Dan: It’ll look good on my C.V.
You know when you read something and thing “man I wish I could put it like that?”. Well, a friend posted this as a note on Facebook, and that’s exactly my reaction. Being between finishing and graduating probably puts him in a better position than myself. I don’t think its a uniquely York problem, and I think everyone, even non-students need to really stop and think about the issues he raises.
Instrumentalism plagues higher education. From our courses, to our social life we employ a calculating form of reason, attempting to work out what is most expedient to achieve our aspirations. When asked, why do you do x? The reply too often is ‘it’ll look good on my C.V’. Having just finished my course and having sat on the outside circle of York’s campus life, I write this article for catharsis.
Student apathy is omnipresent at York. Our YUSU elections have a ridiculously low turn-out, the UGMs are worse and in actuality York’s political discourse is dominated by an elite: those who aspire to join the political class and understand what the prerequisites are. Our students are academically apathetic, crunching numbers working out just how many hours they have to work in order to achieve their desired grade, as oppose to learning the course. Our courses, being limited to having ‘transferable skills’ are watered down. Our Seminars are quieter than the library. Our journalists seem more concerned with writing news story that will attract the attention of fleet street, than broadening campus debate. To paint the picture fully is unnecessary. Suffice to say, a large proportion of campus activity is treated as a means towards a pre–established end.
Too often the positions in YUSU or in societies are not filled by people passionate about the role as an end in itself, rather, it is a means to their end, a chink in their armour. Such conditions are the cause of the breakdown of university life, which is already under threat from the ever increasing tuition fees. Understanding the problem of instrumentalism can help us resolve some of the deep-seated issues at York and may allow us to cast off the malaise that this university is under and start afresh.
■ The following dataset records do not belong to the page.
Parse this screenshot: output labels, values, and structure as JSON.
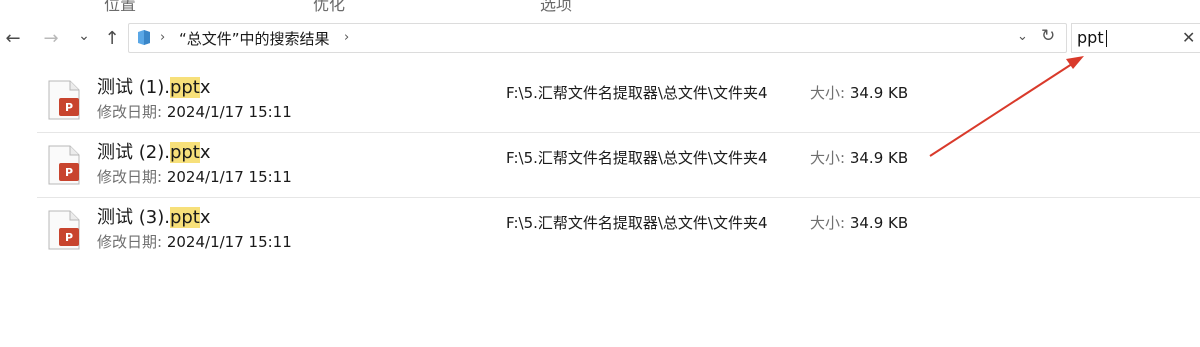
{
  "ribbon": {
    "tabs": [
      "位置",
      "优化",
      "选项"
    ]
  },
  "nav": {
    "back_icon": "←",
    "forward_icon": "→",
    "recent_icon": "⌄",
    "up_icon": "↑"
  },
  "address": {
    "separator": "›",
    "breadcrumb": "“总文件”中的搜索结果",
    "dropdown_icon": "⌄",
    "refresh_icon": "↻"
  },
  "search": {
    "value": "ppt",
    "clear_icon": "✕"
  },
  "colors": {
    "highlight": "#f7e07a",
    "annotation_arrow": "#d93a2b",
    "ppt_red": "#c8442e"
  },
  "results": [
    {
      "name_prefix": "测试 (1).",
      "name_match": "ppt",
      "name_suffix": "x",
      "modified_label": "修改日期:",
      "modified_value": "2024/1/17 15:11",
      "path": "F:\\5.汇帮文件名提取器\\总文件\\文件夹4",
      "size_label": "大小:",
      "size_value": "34.9 KB"
    },
    {
      "name_prefix": "测试 (2).",
      "name_match": "ppt",
      "name_suffix": "x",
      "modified_label": "修改日期:",
      "modified_value": "2024/1/17 15:11",
      "path": "F:\\5.汇帮文件名提取器\\总文件\\文件夹4",
      "size_label": "大小:",
      "size_value": "34.9 KB"
    },
    {
      "name_prefix": "测试 (3).",
      "name_match": "ppt",
      "name_suffix": "x",
      "modified_label": "修改日期:",
      "modified_value": "2024/1/17 15:11",
      "path": "F:\\5.汇帮文件名提取器\\总文件\\文件夹4",
      "size_label": "大小:",
      "size_value": "34.9 KB"
    }
  ]
}
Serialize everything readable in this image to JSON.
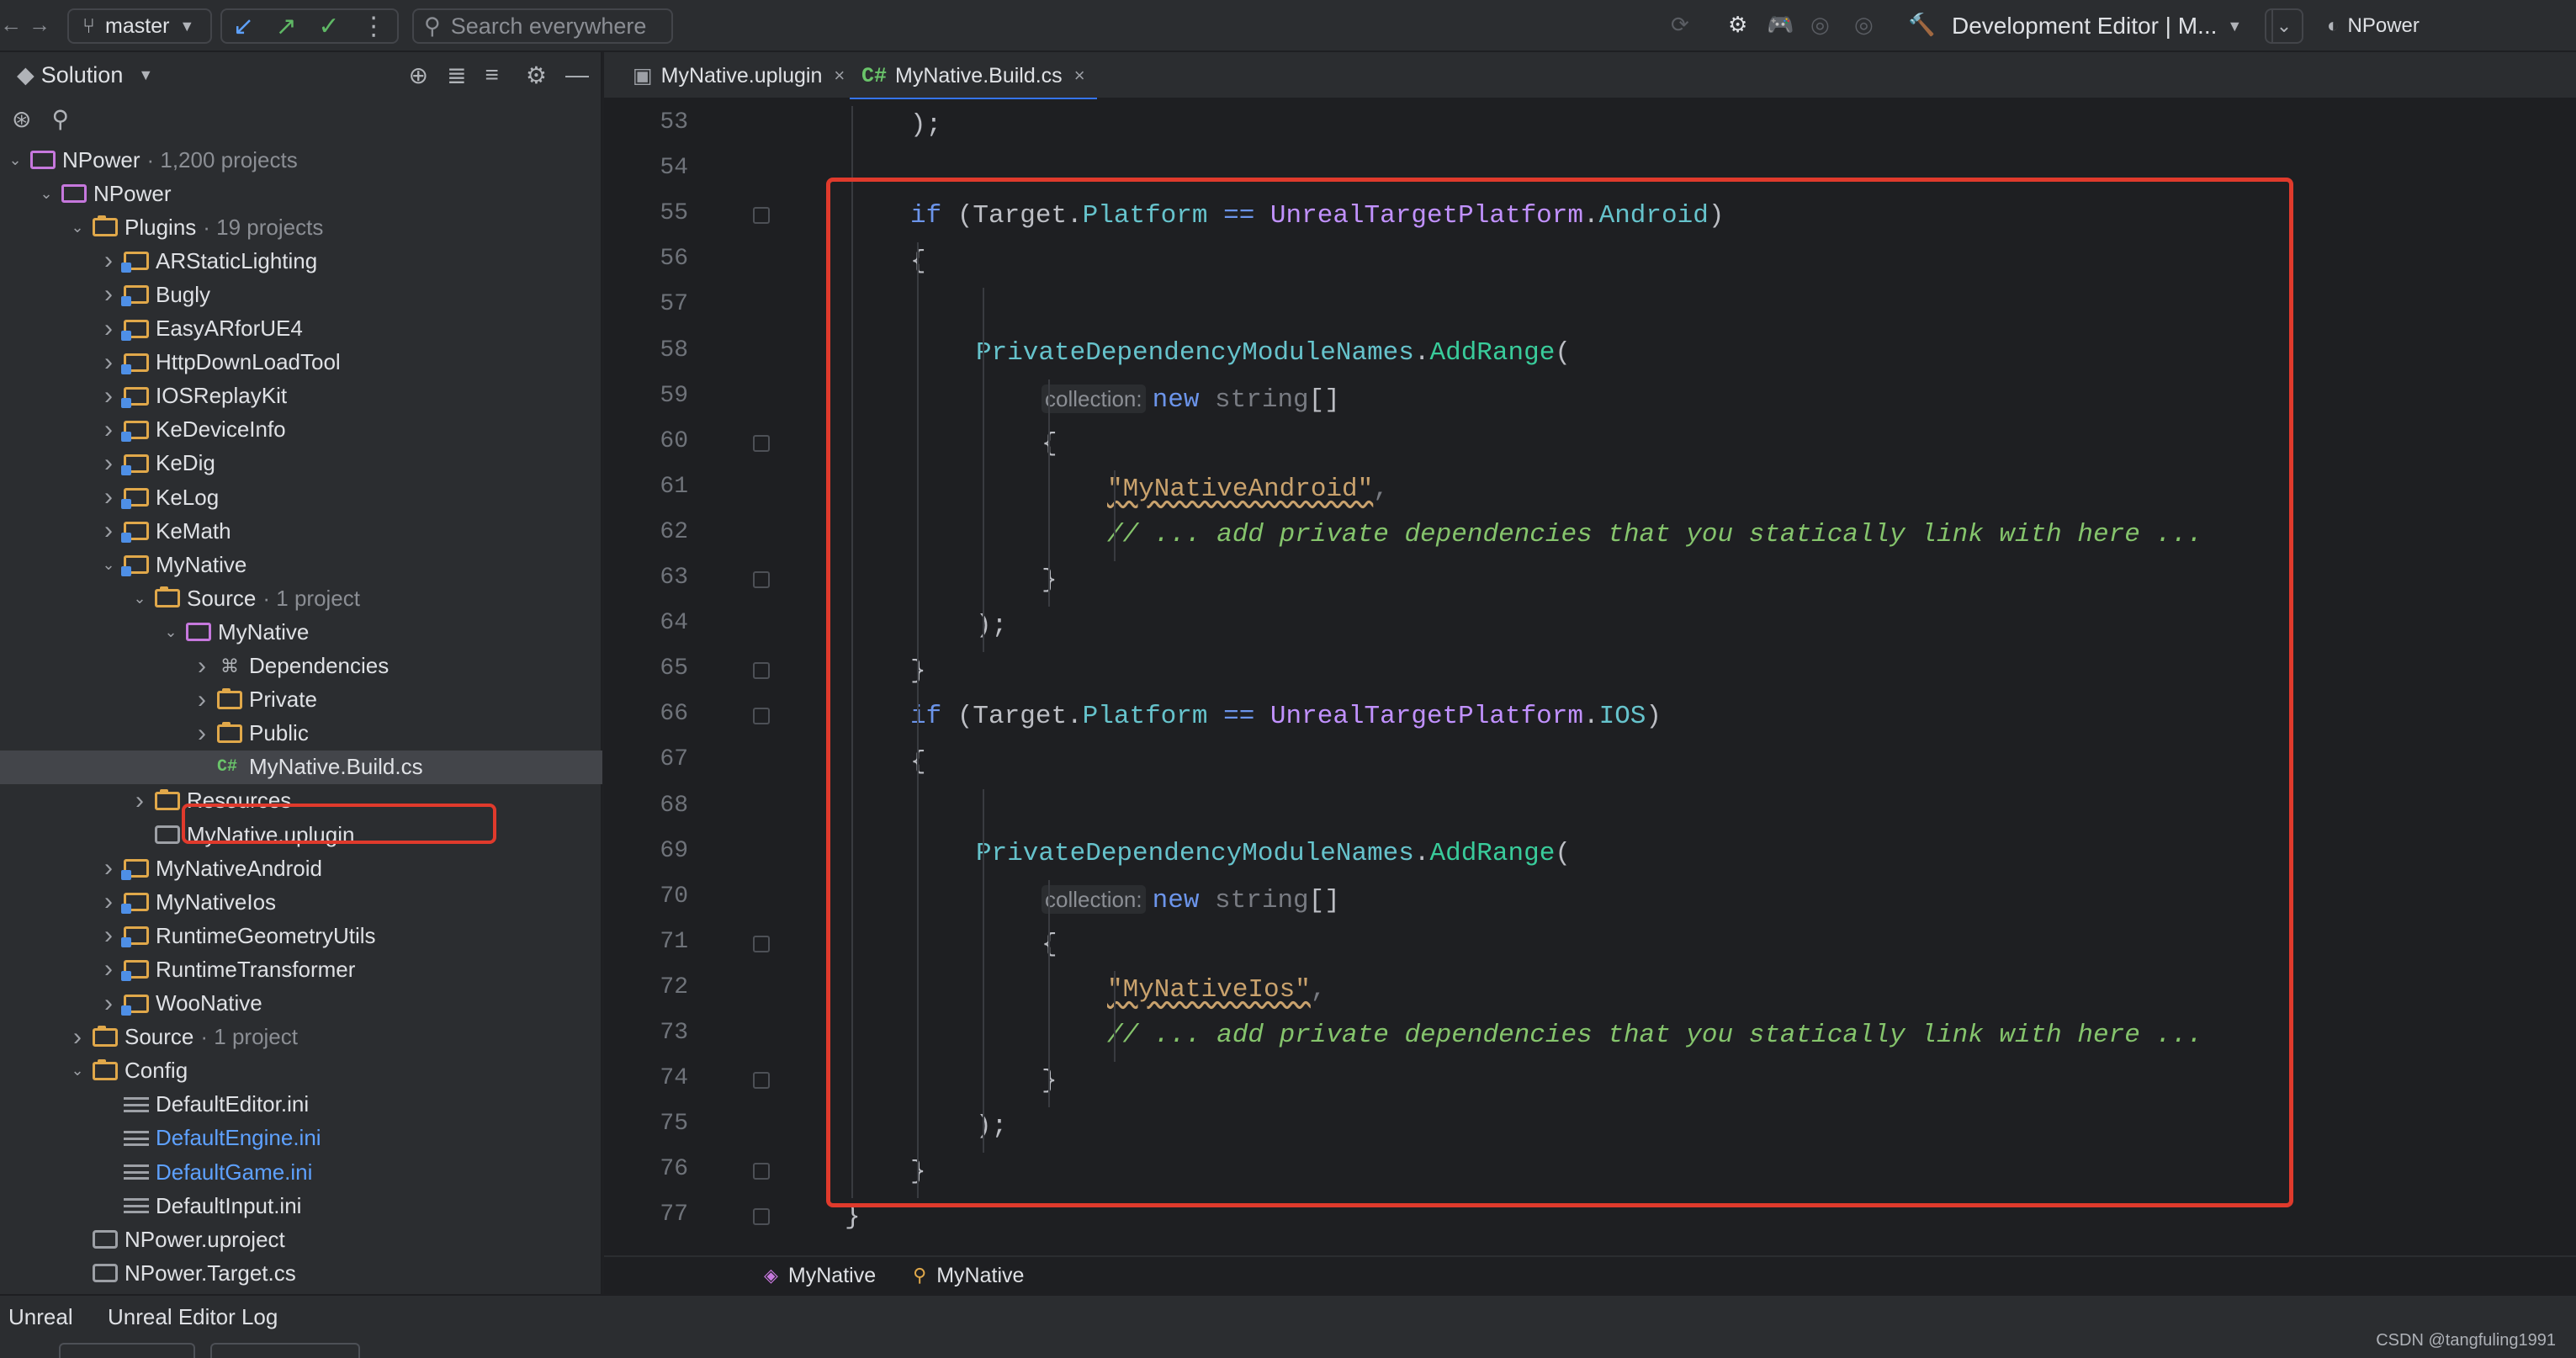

The mantra of the times is: grit your teeth, get through it, and, maybe one day you’ll reach your end. However, our teleology is never fully actualised; in fact, true satisfaction is achieved by a select few. The consequence of such a pursuit, for the majority of us, is not a sense of satisfaction but what Hegel called bad infinity: the constant striving to attain the unattainable. Along the way in our paths towards what we desire we destroy the roles we occupy. We are always looking to be y, and are never content with what we are doing. The quientessential York student has a deep sense of dissatisfaction.
This dissatisfaction is contingent upon the defeatist almost fatalistic mentality engrained upon us by the status quo. Our course does not have to be laborious, if you feel it is, complain, you’re fucking paying enough! Our politics do not have to be esoteric and elitist, if they are, vote RON, stand yourself, or, simply do not complain when the Summer Ball has Lemar headlining. Concern with what we are doing, as opposed to what it will lead to could see a real change manifest. I was a Halifaxer who stood idly by to watch JJ’s go under. I did nothing to stop the University laying off the porters. I failed to vote and watched a pirate be elected as the head of the Student Union, epitomising the student’s conception of York’s political life. I naively believed that no one shared my taste in music, my politics or my interests. I ended York shattering these delusions: my fellow students are not what I first thought they were.
This University, contrary to popular belief is not filled with idiots. Many of the heads of societies genuinely care. However, there is there is a veneer in York. Popular culture tells us that student politics is a waste of time. We go to a Centre-Right university, full of Oxbridge rejects, wishing to put their stamp on the world and using York as their instrument. This is true of many young political minds on campus and we all can spot them a mile off. However, they do not represent mass opinion. Mass opinion chose York, we wanted more than what we have and the apathy needs to stop. I have found out that little bit too late to actually get that sense of satisfaction that I chose York for. Hopefully the people reading this haven’t.
University is more than box on a C.V, it is at least 3 years of real freedom. Student politics is more than a way into a think-tank, political party or the civil service and our courses are more than a means to an end. Instrumentalism is omnipresent and many of the people reading this are perpetuating the very problems that are destroying York’s potential. These problems can only be fought if people are more concerned about the means. I studied philosophy and the most frequently asked question is ‘what are you going to do with that?’ Is it just me, or is there such a thing as an end in itself? I chose to study philosophy at York; that was my end. However, my course, like my University, did not live up to the hype. Faced with a challenge, I gritted my teeth, got through it and took a step forward, only to realise I am less free now than I ever was at university.
The masses of York view campus life with disdain and within every one there is a level of disappointment, lamenting fatalistically ‘these were supposed to be the best days of my life’. I can make this assessment as I am one of the silent majority of York, too disheartened by the status quo to challenge it. Instead, I spent my first year as Victor Meldrew, a recluse bound to my room. My second year I succumbed: ‘if I can’t beat them, join them’ (my choice was Gallery). Finally, all too late I realised that this shitty university is not necessarily shit, it just needs to wake up.
Dan Renwick will graduate from the University of York this month. He played an instrumental role in both DISARM and the inception of the Palestinian Solidarity Society, and was inspiring to work with.